Probably the oldest building in the Pier 70 area, the Kneass Building at 671 Illinois Street reputedly dates from 1878. One of several small boatbuilders in the area, it was the site of an important shop operated by the Kneass family for almost 100 years.
Kneass specialized in building small boats such as launches, rowboats, coffee lighters, and sailboats. He also built many powered lifeboats for both civilian and military ships.
George Washington Kneass was born in Yolo county, California, in 1859. After an apprenticeship with well-respected San Francisco boat builder Martin Vice, he became Vice's partner and took over the business after Vice's death.
One of the small boats built by Kneass, the 18 foot schooner "Pacific," made an amazing voyage in 1882 of over 7000 miles, and lasting over 160 days, from San Francisco to Austrailia, single-handedly sailed by Bernard Gilboy.
By the 1890s Kneass had two workshops on Third Street as well as the boatyard on Illinois, and employed 25 to 50 workers.
Kneass maintained a reputation for the quality of his boats, which were in great demand along the west coast as well as internationally (for example, for arctic sealing operations, and for the coffee trade in Central America). His business was plagued, however, by several major fires, including one in 1904 as he was fulfilling a major order for salmon boats for the Alaska Packers Association.
George Kneass died in 1923 at the age of 64. His sons, George Jr. and Webster Kneass carried on the business.
During World War II, the Kneass yard built several wooden submarine chasers for the Navy.
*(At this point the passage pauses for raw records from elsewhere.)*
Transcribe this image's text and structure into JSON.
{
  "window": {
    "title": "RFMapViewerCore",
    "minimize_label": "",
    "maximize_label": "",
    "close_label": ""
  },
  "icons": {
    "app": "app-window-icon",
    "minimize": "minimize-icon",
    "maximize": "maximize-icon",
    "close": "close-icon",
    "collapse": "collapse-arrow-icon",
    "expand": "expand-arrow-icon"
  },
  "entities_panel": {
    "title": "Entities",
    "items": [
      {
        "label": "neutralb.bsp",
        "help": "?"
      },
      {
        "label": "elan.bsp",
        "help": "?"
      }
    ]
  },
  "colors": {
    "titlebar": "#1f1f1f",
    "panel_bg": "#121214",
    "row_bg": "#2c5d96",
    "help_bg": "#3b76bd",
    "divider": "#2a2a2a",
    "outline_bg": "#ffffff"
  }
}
The yard built its last wooden boat in 1965 and closed in 1970.
For more information about Kneass, see "Tale of the Lucin: A Boat, a Railroad, and the Great Salt Lake", by David Peterson. Thanks to David Paterson for his valuable research about Kneass and permission to use the photographs. Thanks also to Sina Ghaemmaghami for information about the voyage of the schooner Pacific.